Figures from the Reserve Bank show demand for loans remains low, with business credit especially weak.
Overall, the amount of new lending to the private sector was flat in November, after a 0.1 per cent rise in October.
A 0.6 per cent fall in loans to businesses was the main driver of the decline, following a 0.3 per cent decline in October.
Over the year to November, lending to businesses increased an anaemic 2.4 per cent.
Personal credit, such as credit card debt, continued its medium-term decline, falling 0.2 per cent in November, and down 0.7 per cent over the past year.

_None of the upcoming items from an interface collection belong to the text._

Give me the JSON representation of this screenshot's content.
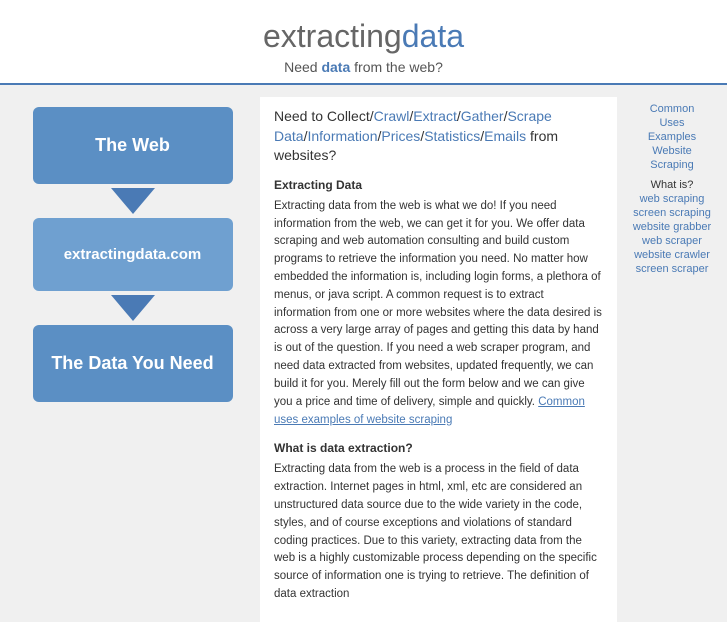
{
  "header": {
    "title_gray": "extracting",
    "title_blue": "data",
    "tagline_before": "Need ",
    "tagline_data": "data",
    "tagline_after": " from the web?"
  },
  "left_panel": {
    "box_top": "The Web",
    "box_mid": "extractingdata.com",
    "box_bot": "The Data You Need"
  },
  "center": {
    "headline_plain": "Need to Collect/",
    "headline_links": [
      "Crawl",
      "Extract",
      "Gather",
      "Scrape Data",
      "Information",
      "Prices",
      "Statistics",
      "Emails"
    ],
    "headline_end": " from websites?",
    "section1_title": "Extracting Data",
    "section1_body": "Extracting data from the web is what we do! If you need information from the web, we can get it for you.  We offer data scraping and web automation consulting and build custom programs to retrieve the information you need. No matter how embedded the information is, including login forms, a plethora of menus, or java script.  A common request is to extract information from one or more websites where the data desired is across a very large array of pages and getting this data by hand is out of the question.  If you need a web scraper program, and need data extracted from websites, updated frequently, we can build it for you.   Merely fill out the form below and we can give you a price and time of delivery, simple and quickly.",
    "inline_link_text": "Common uses examples of website scraping",
    "section2_title": "What is data extraction?",
    "section2_body": "Extracting data from the web is a process in the field of data extraction. Internet pages in html, xml, etc are considered an unstructured data source due to the wide variety in the code, styles, and of course exceptions and violations of standard coding practices.  Due to this variety, extracting data from the web is a highly customizable process depending on the specific source of information one is trying to retrieve.  The definition of data extraction"
  },
  "sidebar": {
    "top_links": [
      "Common",
      "Uses",
      "Examples",
      "Website",
      "Scraping"
    ],
    "what_is_label": "What is?",
    "what_is_links": [
      {
        "label": "web scraping",
        "href": "#"
      },
      {
        "label": "screen scraping",
        "href": "#"
      },
      {
        "label": "website grabber",
        "href": "#"
      },
      {
        "label": "web scraper",
        "href": "#"
      },
      {
        "label": "website crawler",
        "href": "#"
      },
      {
        "label": "screen scraper",
        "href": "#"
      }
    ]
  }
}
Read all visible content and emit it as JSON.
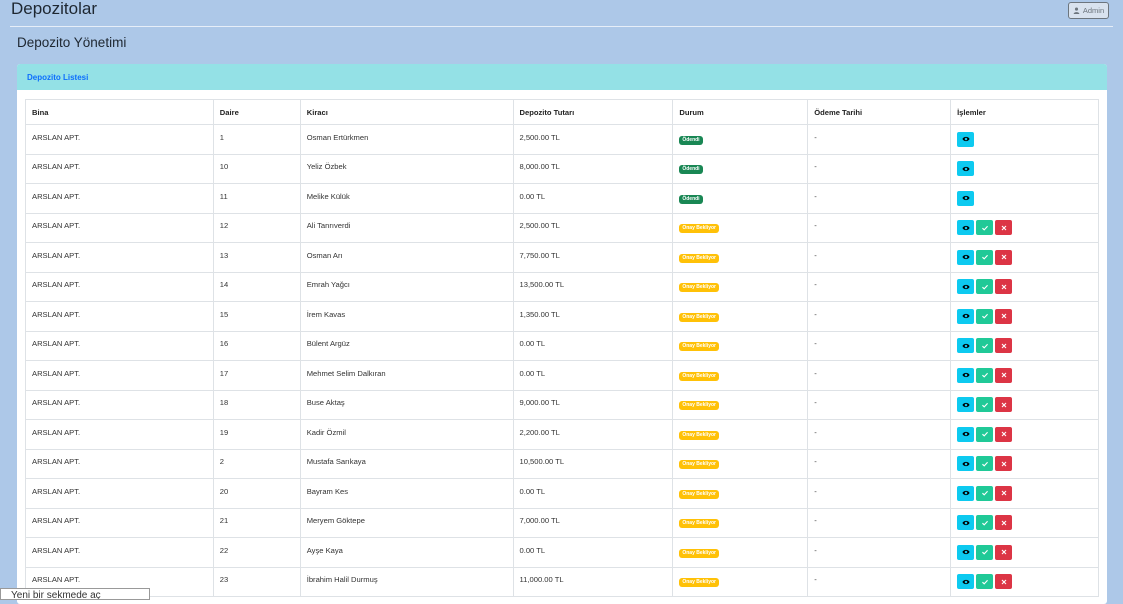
{
  "header": {
    "title": "Depozitolar",
    "user_label": "Admin"
  },
  "section_title": "Depozito Yönetimi",
  "card": {
    "title": "Depozito Listesi"
  },
  "table": {
    "columns": [
      "Bina",
      "Daire",
      "Kiracı",
      "Depozito Tutarı",
      "Durum",
      "Ödeme Tarihi",
      "İşlemler"
    ],
    "rows": [
      {
        "bina": "ARSLAN APT.",
        "daire": "1",
        "kiraci": "Osman Ertürkmen",
        "tutar": "2,500.00 TL",
        "durum": "Ödendi",
        "status": "paid",
        "tarih": "-"
      },
      {
        "bina": "ARSLAN APT.",
        "daire": "10",
        "kiraci": "Yeliz Özbek",
        "tutar": "8,000.00 TL",
        "durum": "Ödendi",
        "status": "paid",
        "tarih": "-"
      },
      {
        "bina": "ARSLAN APT.",
        "daire": "11",
        "kiraci": "Melike Külük",
        "tutar": "0.00 TL",
        "durum": "Ödendi",
        "status": "paid",
        "tarih": "-"
      },
      {
        "bina": "ARSLAN APT.",
        "daire": "12",
        "kiraci": "Ali Tanrıverdi",
        "tutar": "2,500.00 TL",
        "durum": "Onay Bekliyor",
        "status": "pending",
        "tarih": "-"
      },
      {
        "bina": "ARSLAN APT.",
        "daire": "13",
        "kiraci": "Osman Arı",
        "tutar": "7,750.00 TL",
        "durum": "Onay Bekliyor",
        "status": "pending",
        "tarih": "-"
      },
      {
        "bina": "ARSLAN APT.",
        "daire": "14",
        "kiraci": "Emrah Yağcı",
        "tutar": "13,500.00 TL",
        "durum": "Onay Bekliyor",
        "status": "pending",
        "tarih": "-"
      },
      {
        "bina": "ARSLAN APT.",
        "daire": "15",
        "kiraci": "İrem Kavas",
        "tutar": "1,350.00 TL",
        "durum": "Onay Bekliyor",
        "status": "pending",
        "tarih": "-"
      },
      {
        "bina": "ARSLAN APT.",
        "daire": "16",
        "kiraci": "Bülent Argüz",
        "tutar": "0.00 TL",
        "durum": "Onay Bekliyor",
        "status": "pending",
        "tarih": "-"
      },
      {
        "bina": "ARSLAN APT.",
        "daire": "17",
        "kiraci": "Mehmet Selim Dalkıran",
        "tutar": "0.00 TL",
        "durum": "Onay Bekliyor",
        "status": "pending",
        "tarih": "-"
      },
      {
        "bina": "ARSLAN APT.",
        "daire": "18",
        "kiraci": "Buse Aktaş",
        "tutar": "9,000.00 TL",
        "durum": "Onay Bekliyor",
        "status": "pending",
        "tarih": "-"
      },
      {
        "bina": "ARSLAN APT.",
        "daire": "19",
        "kiraci": "Kadir Özmil",
        "tutar": "2,200.00 TL",
        "durum": "Onay Bekliyor",
        "status": "pending",
        "tarih": "-"
      },
      {
        "bina": "ARSLAN APT.",
        "daire": "2",
        "kiraci": "Mustafa Sarıkaya",
        "tutar": "10,500.00 TL",
        "durum": "Onay Bekliyor",
        "status": "pending",
        "tarih": "-"
      },
      {
        "bina": "ARSLAN APT.",
        "daire": "20",
        "kiraci": "Bayram Kes",
        "tutar": "0.00 TL",
        "durum": "Onay Bekliyor",
        "status": "pending",
        "tarih": "-"
      },
      {
        "bina": "ARSLAN APT.",
        "daire": "21",
        "kiraci": "Meryem Göktepe",
        "tutar": "7,000.00 TL",
        "durum": "Onay Bekliyor",
        "status": "pending",
        "tarih": "-"
      },
      {
        "bina": "ARSLAN APT.",
        "daire": "22",
        "kiraci": "Ayşe Kaya",
        "tutar": "0.00 TL",
        "durum": "Onay Bekliyor",
        "status": "pending",
        "tarih": "-"
      },
      {
        "bina": "ARSLAN APT.",
        "daire": "23",
        "kiraci": "İbrahim Halil Durmuş",
        "tutar": "11,000.00 TL",
        "durum": "Onay Bekliyor",
        "status": "pending",
        "tarih": "-"
      }
    ]
  },
  "icons": {
    "view": "eye-icon",
    "approve": "check-icon",
    "reject": "x-icon",
    "user": "user-icon"
  },
  "colors": {
    "page_bg": "#adc8e8",
    "card_header": "#94e1e6",
    "paid": "#198754",
    "pending": "#ffc107",
    "view_btn": "#0dcaf0",
    "approve_btn": "#20c997",
    "reject_btn": "#dc3545"
  },
  "status_bar": {
    "text": "Yeni bir sekmede aç"
  }
}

The only expanding category of lending to the private sector was housing, which rose 0.4 per cent over the month, following a similar increase in October.
Home lending has grown 4.6 per cent over the past year.
RBC Capital Markets economist Michael Turner says the fall shows households and businesses are still reluctant to take on more debt.
"This was the weakest result since June 2011 and underscores the lack of appetite for credit despite the price of it [interest rates] falling over the course of 2012," he observed.
"We expect more of the same though Q1 [the first quarter], which should form part of a case for further [interest rate] easing in Q2."